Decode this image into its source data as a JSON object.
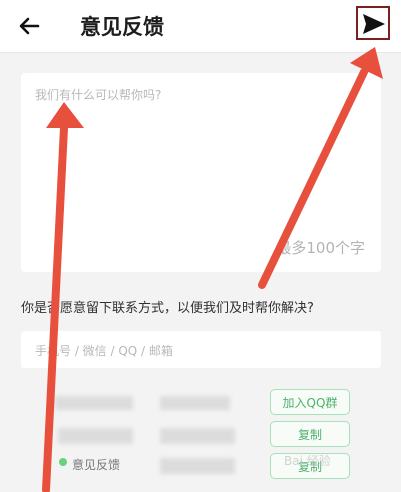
{
  "header": {
    "title": "意见反馈",
    "back_icon": "arrow-left-icon",
    "send_icon": "send-icon"
  },
  "feedback": {
    "placeholder": "我们有什么可以帮你吗?",
    "char_limit": "最多100个字"
  },
  "contact": {
    "question": "你是否愿意留下联系方式，以便我们及时帮你解决?",
    "placeholder": "手机号 / 微信 / QQ / 邮箱"
  },
  "actions": {
    "join_qq_group": "加入QQ群",
    "copy_1": "复制",
    "copy_2": "复制"
  },
  "footer": {
    "feedback_label": "意见反馈"
  },
  "watermark": "Bai 经验",
  "colors": {
    "arrow_red": "#e8503e",
    "send_border": "#7a2020",
    "green": "#4fb16d"
  }
}
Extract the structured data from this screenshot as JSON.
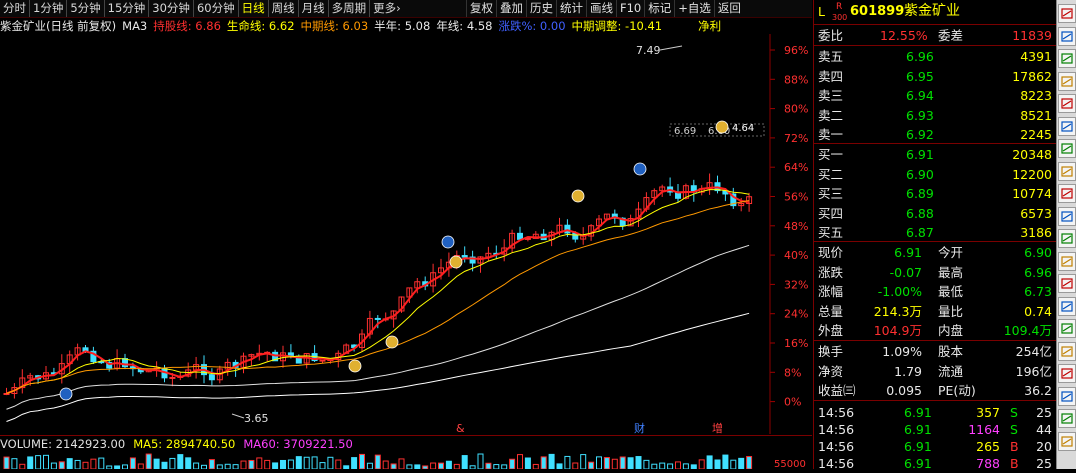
{
  "toolbar": {
    "periods": [
      "分时",
      "1分钟",
      "5分钟",
      "15分钟",
      "30分钟",
      "60分钟",
      "日线",
      "周线",
      "月线",
      "多周期",
      "更多"
    ],
    "selected_period": "日线",
    "more_arrow": "›",
    "actions": [
      "复权",
      "叠加",
      "历史",
      "统计",
      "画线",
      "F10",
      "标记",
      "+自选",
      "返回"
    ]
  },
  "legend": {
    "title": "紫金矿业(日线 前复权)",
    "ma_label": "MA3",
    "items": [
      {
        "label": "持股线: 6.86",
        "color": "#ff3030"
      },
      {
        "label": "生命线: 6.62",
        "color": "#ffff00"
      },
      {
        "label": "中期线: 6.03",
        "color": "#ff9900"
      },
      {
        "label": "半年: 5.08",
        "color": "#e8e8e8"
      },
      {
        "label": "年线: 4.58",
        "color": "#e8e8e8"
      },
      {
        "label": "涨跌%: 0.00",
        "color": "#4060ff"
      },
      {
        "label": "中期调整: -10.41",
        "color": "#ffff00"
      }
    ],
    "jingli": "净利",
    "jingli_color": "#ffff00"
  },
  "chart": {
    "percent_ticks": [
      "96%",
      "88%",
      "80%",
      "72%",
      "64%",
      "56%",
      "48%",
      "40%",
      "32%",
      "24%",
      "16%",
      "8%",
      "0%"
    ],
    "annotations": {
      "high": "7.49",
      "low": "3.65",
      "range_left": "6.69",
      "range_right": "6.60",
      "last_price": "4.64"
    },
    "event_markers": [
      "&",
      "财",
      "增"
    ],
    "right_small_value": "55000"
  },
  "volume_legend": {
    "volume": "VOLUME: 2142923.00",
    "ma5": "MA5: 2894740.50",
    "ma60": "MA60: 3709221.50"
  },
  "quote": {
    "level_badge": "L",
    "r_badge": "R",
    "r_sub": "300",
    "code": "601899",
    "name": "紫金矿业",
    "weibi_label": "委比",
    "weibi_value": "12.55%",
    "weicha_label": "委差",
    "weicha_value": "11839",
    "asks": [
      {
        "label": "卖五",
        "price": "6.96",
        "vol": "4391"
      },
      {
        "label": "卖四",
        "price": "6.95",
        "vol": "17862"
      },
      {
        "label": "卖三",
        "price": "6.94",
        "vol": "8223"
      },
      {
        "label": "卖二",
        "price": "6.93",
        "vol": "8521"
      },
      {
        "label": "卖一",
        "price": "6.92",
        "vol": "2245"
      }
    ],
    "bids": [
      {
        "label": "买一",
        "price": "6.91",
        "vol": "20348"
      },
      {
        "label": "买二",
        "price": "6.90",
        "vol": "12200"
      },
      {
        "label": "买三",
        "price": "6.89",
        "vol": "10774"
      },
      {
        "label": "买四",
        "price": "6.88",
        "vol": "6573"
      },
      {
        "label": "买五",
        "price": "6.87",
        "vol": "3186"
      }
    ],
    "stats": [
      {
        "l1": "现价",
        "v1": "6.91",
        "c1": "#00e000",
        "l2": "今开",
        "v2": "6.90",
        "c2": "#00e000"
      },
      {
        "l1": "涨跌",
        "v1": "-0.07",
        "c1": "#00e000",
        "l2": "最高",
        "v2": "6.96",
        "c2": "#00e000"
      },
      {
        "l1": "涨幅",
        "v1": "-1.00%",
        "c1": "#00e000",
        "l2": "最低",
        "v2": "6.73",
        "c2": "#00e000"
      },
      {
        "l1": "总量",
        "v1": "214.3万",
        "c1": "#ffff00",
        "l2": "量比",
        "v2": "0.74",
        "c2": "#ffff00"
      },
      {
        "l1": "外盘",
        "v1": "104.9万",
        "c1": "#ff3030",
        "l2": "内盘",
        "v2": "109.4万",
        "c2": "#00e000"
      }
    ],
    "fund": [
      {
        "l1": "换手",
        "v1": "1.09%",
        "l2": "股本",
        "v2": "254亿"
      },
      {
        "l1": "净资",
        "v1": "1.79",
        "l2": "流通",
        "v2": "196亿"
      },
      {
        "l1": "收益㈢",
        "v1": "0.095",
        "l2": "PE(动)",
        "v2": "36.2"
      }
    ],
    "ticks": [
      {
        "time": "14:56",
        "price": "6.91",
        "vol": "357",
        "side": "S",
        "n": "25",
        "vcolor": "#ffff00",
        "scolor": "#00e000"
      },
      {
        "time": "14:56",
        "price": "6.91",
        "vol": "1164",
        "side": "S",
        "n": "44",
        "vcolor": "#ff40ff",
        "scolor": "#00e000"
      },
      {
        "time": "14:56",
        "price": "6.91",
        "vol": "265",
        "side": "B",
        "n": "20",
        "vcolor": "#ffff00",
        "scolor": "#ff3030"
      },
      {
        "time": "14:56",
        "price": "6.91",
        "vol": "788",
        "side": "B",
        "n": "25",
        "vcolor": "#ff40ff",
        "scolor": "#ff3030"
      }
    ]
  },
  "side_icons": [
    "chart-icon",
    "table-icon",
    "list-icon",
    "transaction-icon",
    "info-icon",
    "quote-icon",
    "minute-icon",
    "kline-icon",
    "compare-icon",
    "news-icon",
    "finance-icon",
    "trend-icon",
    "hot-icon",
    "rank-icon",
    "index-icon",
    "flow-icon",
    "fund-icon",
    "dde-icon",
    "rsi-icon",
    "more-icon"
  ]
}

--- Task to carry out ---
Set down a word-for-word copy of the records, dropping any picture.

--- Written answer ---
Decode this image into its source data as a JSON object.
{
  "header": {
    "title": "意见反馈",
    "back_icon": "arrow-left-icon",
    "send_icon": "send-icon"
  },
  "feedback": {
    "placeholder": "我们有什么可以帮你吗?",
    "char_limit": "最多100个字"
  },
  "contact": {
    "question": "你是否愿意留下联系方式，以便我们及时帮你解决?",
    "placeholder": "手机号 / 微信 / QQ / 邮箱"
  },
  "actions": {
    "join_qq_group": "加入QQ群",
    "copy_1": "复制",
    "copy_2": "复制"
  },
  "footer": {
    "feedback_label": "意见反馈"
  },
  "watermark": "Bai 经验",
  "colors": {
    "arrow_red": "#e8503e",
    "send_border": "#7a2020",
    "green": "#4fb16d"
  }
}
Extract the structured data from this screenshot as JSON.
{
  "toolbar": {
    "periods": [
      "分时",
      "1分钟",
      "5分钟",
      "15分钟",
      "30分钟",
      "60分钟",
      "日线",
      "周线",
      "月线",
      "多周期",
      "更多"
    ],
    "selected_period": "日线",
    "more_arrow": "›",
    "actions": [
      "复权",
      "叠加",
      "历史",
      "统计",
      "画线",
      "F10",
      "标记",
      "+自选",
      "返回"
    ]
  },
  "legend": {
    "title": "紫金矿业(日线 前复权)",
    "ma_label": "MA3",
    "items": [
      {
        "label": "持股线: 6.86",
        "color": "#ff3030"
      },
      {
        "label": "生命线: 6.62",
        "color": "#ffff00"
      },
      {
        "label": "中期线: 6.03",
        "color": "#ff9900"
      },
      {
        "label": "半年: 5.08",
        "color": "#e8e8e8"
      },
      {
        "label": "年线: 4.58",
        "color": "#e8e8e8"
      },
      {
        "label": "涨跌%: 0.00",
        "color": "#4060ff"
      },
      {
        "label": "中期调整: -10.41",
        "color": "#ffff00"
      }
    ],
    "jingli": "净利",
    "jingli_color": "#ffff00"
  },
  "chart": {
    "percent_ticks": [
      "96%",
      "88%",
      "80%",
      "72%",
      "64%",
      "56%",
      "48%",
      "40%",
      "32%",
      "24%",
      "16%",
      "8%",
      "0%"
    ],
    "annotations": {
      "high": "7.49",
      "low": "3.65",
      "range_left": "6.69",
      "range_right": "6.60",
      "last_price": "4.64"
    },
    "event_markers": [
      "&",
      "财",
      "增"
    ],
    "right_small_value": "55000"
  },
  "volume_legend": {
    "volume": "VOLUME: 2142923.00",
    "ma5": "MA5: 2894740.50",
    "ma60": "MA60: 3709221.50"
  },
  "quote": {
    "level_badge": "L",
    "r_badge": "R",
    "r_sub": "300",
    "code": "601899",
    "name": "紫金矿业",
    "weibi_label": "委比",
    "weibi_value": "12.55%",
    "weicha_label": "委差",
    "weicha_value": "11839",
    "asks": [
      {
        "label": "卖五",
        "price": "6.96",
        "vol": "4391"
      },
      {
        "label": "卖四",
        "price": "6.95",
        "vol": "17862"
      },
      {
        "label": "卖三",
        "price": "6.94",
        "vol": "8223"
      },
      {
        "label": "卖二",
        "price": "6.93",
        "vol": "8521"
      },
      {
        "label": "卖一",
        "price": "6.92",
        "vol": "2245"
      }
    ],
    "bids": [
      {
        "label": "买一",
        "price": "6.91",
        "vol": "20348"
      },
      {
        "label": "买二",
        "price": "6.90",
        "vol": "12200"
      },
      {
        "label": "买三",
        "price": "6.89",
        "vol": "10774"
      },
      {
        "label": "买四",
        "price": "6.88",
        "vol": "6573"
      },
      {
        "label": "买五",
        "price": "6.87",
        "vol": "3186"
      }
    ],
    "stats": [
      {
        "l1": "现价",
        "v1": "6.91",
        "c1": "#00e000",
        "l2": "今开",
        "v2": "6.90",
        "c2": "#00e000"
      },
      {
        "l1": "涨跌",
        "v1": "-0.07",
        "c1": "#00e000",
        "l2": "最高",
        "v2": "6.96",
        "c2": "#00e000"
      },
      {
        "l1": "涨幅",
        "v1": "-1.00%",
        "c1": "#00e000",
        "l2": "最低",
        "v2": "6.73",
        "c2": "#00e000"
      },
      {
        "l1": "总量",
        "v1": "214.3万",
        "c1": "#ffff00",
        "l2": "量比",
        "v2": "0.74",
        "c2": "#ffff00"
      },
      {
        "l1": "外盘",
        "v1": "104.9万",
        "c1": "#ff3030",
        "l2": "内盘",
        "v2": "109.4万",
        "c2": "#00e000"
      }
    ],
    "fund": [
      {
        "l1": "换手",
        "v1": "1.09%",
        "l2": "股本",
        "v2": "254亿"
      },
      {
        "l1": "净资",
        "v1": "1.79",
        "l2": "流通",
        "v2": "196亿"
      },
      {
        "l1": "收益㈢",
        "v1": "0.095",
        "l2": "PE(动)",
        "v2": "36.2"
      }
    ],
    "ticks": [
      {
        "time": "14:56",
        "price": "6.91",
        "vol": "357",
        "side": "S",
        "n": "25",
        "vcolor": "#ffff00",
        "scolor": "#00e000"
      },
      {
        "time": "14:56",
        "price": "6.91",
        "vol": "1164",
        "side": "S",
        "n": "44",
        "vcolor": "#ff40ff",
        "scolor": "#00e000"
      },
      {
        "time": "14:56",
        "price": "6.91",
        "vol": "265",
        "side": "B",
        "n": "20",
        "vcolor": "#ffff00",
        "scolor": "#ff3030"
      },
      {
        "time": "14:56",
        "price": "6.91",
        "vol": "788",
        "side": "B",
        "n": "25",
        "vcolor": "#ff40ff",
        "scolor": "#ff3030"
      }
    ]
  },
  "side_icons": [
    "chart-icon",
    "table-icon",
    "list-icon",
    "transaction-icon",
    "info-icon",
    "quote-icon",
    "minute-icon",
    "kline-icon",
    "compare-icon",
    "news-icon",
    "finance-icon",
    "trend-icon",
    "hot-icon",
    "rank-icon",
    "index-icon",
    "flow-icon",
    "fund-icon",
    "dde-icon",
    "rsi-icon",
    "more-icon"
  ]
}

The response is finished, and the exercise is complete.